So all that’s left now is to get the backing and quilt it. It looks like it has fold over binding which is great because that’s my normal binding style.
Hey everyone, I’m still working on getting my Christmas commissions completed, but I took a break earlier to make some wall hangings. I made a Rey and BB8 silhouette wall hanging as well as two rainbow guitar wall hangings. The guitar quilts are very popular, so I think they’ll sell fairly quickly. I’ve made two Rey and BB8 wall hangings before, and they went fast as well, so I’m hoping little Baby Yoda and the Mandalorian haven’t outshined my girl Rey as far as searches and gifts go. I’ll add these to the store page in a bit.
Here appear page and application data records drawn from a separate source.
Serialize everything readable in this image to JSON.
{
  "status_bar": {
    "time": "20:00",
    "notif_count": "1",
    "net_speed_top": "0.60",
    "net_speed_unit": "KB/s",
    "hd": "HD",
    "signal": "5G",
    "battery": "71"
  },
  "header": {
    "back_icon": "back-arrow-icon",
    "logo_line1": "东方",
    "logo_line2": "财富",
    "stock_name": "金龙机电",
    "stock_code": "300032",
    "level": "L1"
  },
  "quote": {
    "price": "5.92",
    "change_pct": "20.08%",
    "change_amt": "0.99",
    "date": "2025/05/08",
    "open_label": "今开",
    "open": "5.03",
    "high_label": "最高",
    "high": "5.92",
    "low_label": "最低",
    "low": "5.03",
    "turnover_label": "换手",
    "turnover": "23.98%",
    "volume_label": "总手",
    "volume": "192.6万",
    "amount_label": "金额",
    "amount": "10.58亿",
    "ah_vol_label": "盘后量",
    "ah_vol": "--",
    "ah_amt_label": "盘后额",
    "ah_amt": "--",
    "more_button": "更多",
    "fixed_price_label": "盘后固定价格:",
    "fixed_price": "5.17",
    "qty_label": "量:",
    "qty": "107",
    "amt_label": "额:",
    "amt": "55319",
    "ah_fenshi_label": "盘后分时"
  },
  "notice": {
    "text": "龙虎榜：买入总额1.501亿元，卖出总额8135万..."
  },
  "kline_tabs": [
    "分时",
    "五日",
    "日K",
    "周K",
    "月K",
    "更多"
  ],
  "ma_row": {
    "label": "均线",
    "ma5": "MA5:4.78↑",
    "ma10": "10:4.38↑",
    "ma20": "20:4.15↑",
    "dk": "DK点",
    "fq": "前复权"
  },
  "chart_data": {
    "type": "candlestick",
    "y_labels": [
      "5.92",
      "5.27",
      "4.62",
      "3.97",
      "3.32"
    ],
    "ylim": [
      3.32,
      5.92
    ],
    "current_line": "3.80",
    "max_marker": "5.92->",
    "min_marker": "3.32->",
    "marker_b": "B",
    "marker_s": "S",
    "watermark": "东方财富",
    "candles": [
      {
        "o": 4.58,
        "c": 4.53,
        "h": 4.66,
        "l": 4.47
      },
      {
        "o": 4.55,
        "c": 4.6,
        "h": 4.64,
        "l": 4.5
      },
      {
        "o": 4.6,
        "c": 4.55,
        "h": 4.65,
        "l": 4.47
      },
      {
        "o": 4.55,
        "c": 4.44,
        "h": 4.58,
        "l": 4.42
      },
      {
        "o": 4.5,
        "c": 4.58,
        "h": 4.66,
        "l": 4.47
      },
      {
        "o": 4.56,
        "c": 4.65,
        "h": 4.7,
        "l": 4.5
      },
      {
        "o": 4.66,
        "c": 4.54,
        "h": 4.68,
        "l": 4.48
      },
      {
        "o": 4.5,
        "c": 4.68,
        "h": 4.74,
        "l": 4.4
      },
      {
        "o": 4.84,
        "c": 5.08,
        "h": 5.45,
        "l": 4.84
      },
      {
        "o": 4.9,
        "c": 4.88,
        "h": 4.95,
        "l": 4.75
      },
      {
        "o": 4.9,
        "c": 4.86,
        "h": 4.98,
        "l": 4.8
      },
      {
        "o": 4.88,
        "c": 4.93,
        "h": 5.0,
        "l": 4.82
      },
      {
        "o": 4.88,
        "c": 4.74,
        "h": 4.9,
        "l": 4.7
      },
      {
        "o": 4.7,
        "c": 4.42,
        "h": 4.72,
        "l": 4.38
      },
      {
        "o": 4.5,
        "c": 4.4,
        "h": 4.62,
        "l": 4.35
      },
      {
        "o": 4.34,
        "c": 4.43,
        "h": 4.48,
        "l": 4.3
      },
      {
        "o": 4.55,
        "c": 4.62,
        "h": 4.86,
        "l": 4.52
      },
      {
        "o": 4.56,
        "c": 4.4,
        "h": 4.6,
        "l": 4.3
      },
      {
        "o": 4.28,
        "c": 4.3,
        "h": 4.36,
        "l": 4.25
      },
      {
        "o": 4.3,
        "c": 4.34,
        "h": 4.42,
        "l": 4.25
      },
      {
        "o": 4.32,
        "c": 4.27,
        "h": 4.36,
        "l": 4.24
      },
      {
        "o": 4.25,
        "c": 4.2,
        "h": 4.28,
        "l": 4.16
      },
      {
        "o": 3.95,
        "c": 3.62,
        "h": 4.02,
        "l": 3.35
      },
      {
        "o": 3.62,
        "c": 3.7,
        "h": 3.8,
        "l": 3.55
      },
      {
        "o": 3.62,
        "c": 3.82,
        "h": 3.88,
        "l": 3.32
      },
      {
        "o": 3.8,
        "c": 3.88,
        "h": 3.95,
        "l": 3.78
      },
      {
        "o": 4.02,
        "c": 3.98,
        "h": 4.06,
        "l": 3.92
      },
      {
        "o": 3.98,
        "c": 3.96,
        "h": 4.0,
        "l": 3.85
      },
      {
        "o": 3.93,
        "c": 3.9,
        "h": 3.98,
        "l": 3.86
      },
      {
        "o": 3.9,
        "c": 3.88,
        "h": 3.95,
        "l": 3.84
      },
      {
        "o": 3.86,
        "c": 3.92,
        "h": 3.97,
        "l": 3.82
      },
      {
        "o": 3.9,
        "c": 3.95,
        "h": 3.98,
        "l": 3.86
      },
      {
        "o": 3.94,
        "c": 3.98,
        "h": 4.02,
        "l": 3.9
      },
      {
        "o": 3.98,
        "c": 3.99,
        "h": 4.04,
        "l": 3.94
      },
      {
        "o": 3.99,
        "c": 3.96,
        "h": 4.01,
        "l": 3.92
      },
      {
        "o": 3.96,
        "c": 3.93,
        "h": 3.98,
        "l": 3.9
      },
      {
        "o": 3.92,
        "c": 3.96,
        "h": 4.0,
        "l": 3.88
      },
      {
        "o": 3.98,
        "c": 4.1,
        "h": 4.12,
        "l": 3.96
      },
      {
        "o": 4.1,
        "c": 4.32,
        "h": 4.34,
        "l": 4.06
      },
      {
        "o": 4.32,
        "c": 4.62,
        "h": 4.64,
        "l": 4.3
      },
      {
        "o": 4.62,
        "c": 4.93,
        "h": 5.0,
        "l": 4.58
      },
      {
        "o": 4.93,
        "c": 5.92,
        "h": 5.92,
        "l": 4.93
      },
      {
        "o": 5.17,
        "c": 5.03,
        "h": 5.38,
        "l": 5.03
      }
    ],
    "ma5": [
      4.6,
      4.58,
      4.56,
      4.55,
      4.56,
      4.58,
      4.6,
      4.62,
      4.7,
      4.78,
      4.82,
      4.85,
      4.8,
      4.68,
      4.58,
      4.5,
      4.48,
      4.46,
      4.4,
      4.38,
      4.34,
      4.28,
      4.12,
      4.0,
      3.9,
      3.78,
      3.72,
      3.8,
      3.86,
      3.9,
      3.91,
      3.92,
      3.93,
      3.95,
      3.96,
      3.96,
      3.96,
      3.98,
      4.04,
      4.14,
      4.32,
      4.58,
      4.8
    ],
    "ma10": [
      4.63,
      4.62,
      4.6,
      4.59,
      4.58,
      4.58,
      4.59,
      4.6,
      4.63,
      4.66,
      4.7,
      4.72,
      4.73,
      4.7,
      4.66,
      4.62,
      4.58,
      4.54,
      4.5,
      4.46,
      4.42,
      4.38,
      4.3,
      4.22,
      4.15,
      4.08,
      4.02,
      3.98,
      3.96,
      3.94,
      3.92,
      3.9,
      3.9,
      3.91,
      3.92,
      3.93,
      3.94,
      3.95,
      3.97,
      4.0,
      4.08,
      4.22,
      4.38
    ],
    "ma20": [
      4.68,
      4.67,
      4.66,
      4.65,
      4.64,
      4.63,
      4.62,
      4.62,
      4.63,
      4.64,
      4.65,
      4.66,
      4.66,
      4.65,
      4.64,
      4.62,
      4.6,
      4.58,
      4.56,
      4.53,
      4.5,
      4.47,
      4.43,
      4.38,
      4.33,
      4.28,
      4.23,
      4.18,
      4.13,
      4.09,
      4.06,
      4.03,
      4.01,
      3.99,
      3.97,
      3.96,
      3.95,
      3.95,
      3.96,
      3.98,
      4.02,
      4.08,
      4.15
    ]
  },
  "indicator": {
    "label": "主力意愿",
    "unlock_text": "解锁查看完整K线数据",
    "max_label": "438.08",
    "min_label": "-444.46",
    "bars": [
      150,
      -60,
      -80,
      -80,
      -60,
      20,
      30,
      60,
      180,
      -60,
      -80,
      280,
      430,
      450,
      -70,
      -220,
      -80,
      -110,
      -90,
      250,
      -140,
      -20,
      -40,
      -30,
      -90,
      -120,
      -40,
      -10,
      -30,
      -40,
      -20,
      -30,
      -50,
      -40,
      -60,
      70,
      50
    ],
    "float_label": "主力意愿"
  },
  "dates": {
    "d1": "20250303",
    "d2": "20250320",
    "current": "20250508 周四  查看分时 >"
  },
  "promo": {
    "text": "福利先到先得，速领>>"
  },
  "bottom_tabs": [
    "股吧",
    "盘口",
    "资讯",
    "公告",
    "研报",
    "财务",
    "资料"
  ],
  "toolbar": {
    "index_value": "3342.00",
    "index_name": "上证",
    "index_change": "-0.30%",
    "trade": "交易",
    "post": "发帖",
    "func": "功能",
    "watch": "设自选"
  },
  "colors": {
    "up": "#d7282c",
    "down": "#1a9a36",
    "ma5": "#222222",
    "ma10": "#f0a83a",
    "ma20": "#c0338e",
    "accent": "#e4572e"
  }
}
I’m all up and ready as tomorrow is Small Business Saturday! Here’s hoping some of the smaller crafters are feeling the love tomorrow as the holiday season kicks in to full gear.
The Yellow Daisy Festival Online Market begins on Tuesday, Sept 8th. In anticipation of this, I’m making some posts about the quilts I have ready to go. Each day I’ll feature two or three quilts and tell about their process and what I like most about them. These and other quilts can be found in the Quest Quilts shop on this website or in my Etsy shop.
These quilts were made using one of my favorite forms – the silhouette. I’ve used it for many quilts before these, and I just love it. The idea that you can convey detail and form with just an outline fascinates me.
The wine quilt was one of two that I had made, but the other one sold rather quickly. This one can be draped across a couch or even hung on a wall with the proper curtain hardware. It features a wine bottle and white wine glass silhouette with complimentary wine-themed fabric. In the black area I kept up the theme with a vine quilting pattern. I love this style of quilt and think it would fit in nicely with any wine-enthusiast decor.
The next silhouette set features the often overlooked viola. I like having a silhouette inverted set and think it lends some fun and style to any decor. This set already has a hanging sleeve attached to each hanging. These are meant specifically to be wall hangings. They would look great in any musician’s home or in a school orchestra room. The cool blue, green, silver, and gray tones help it maintain a gender neutral look.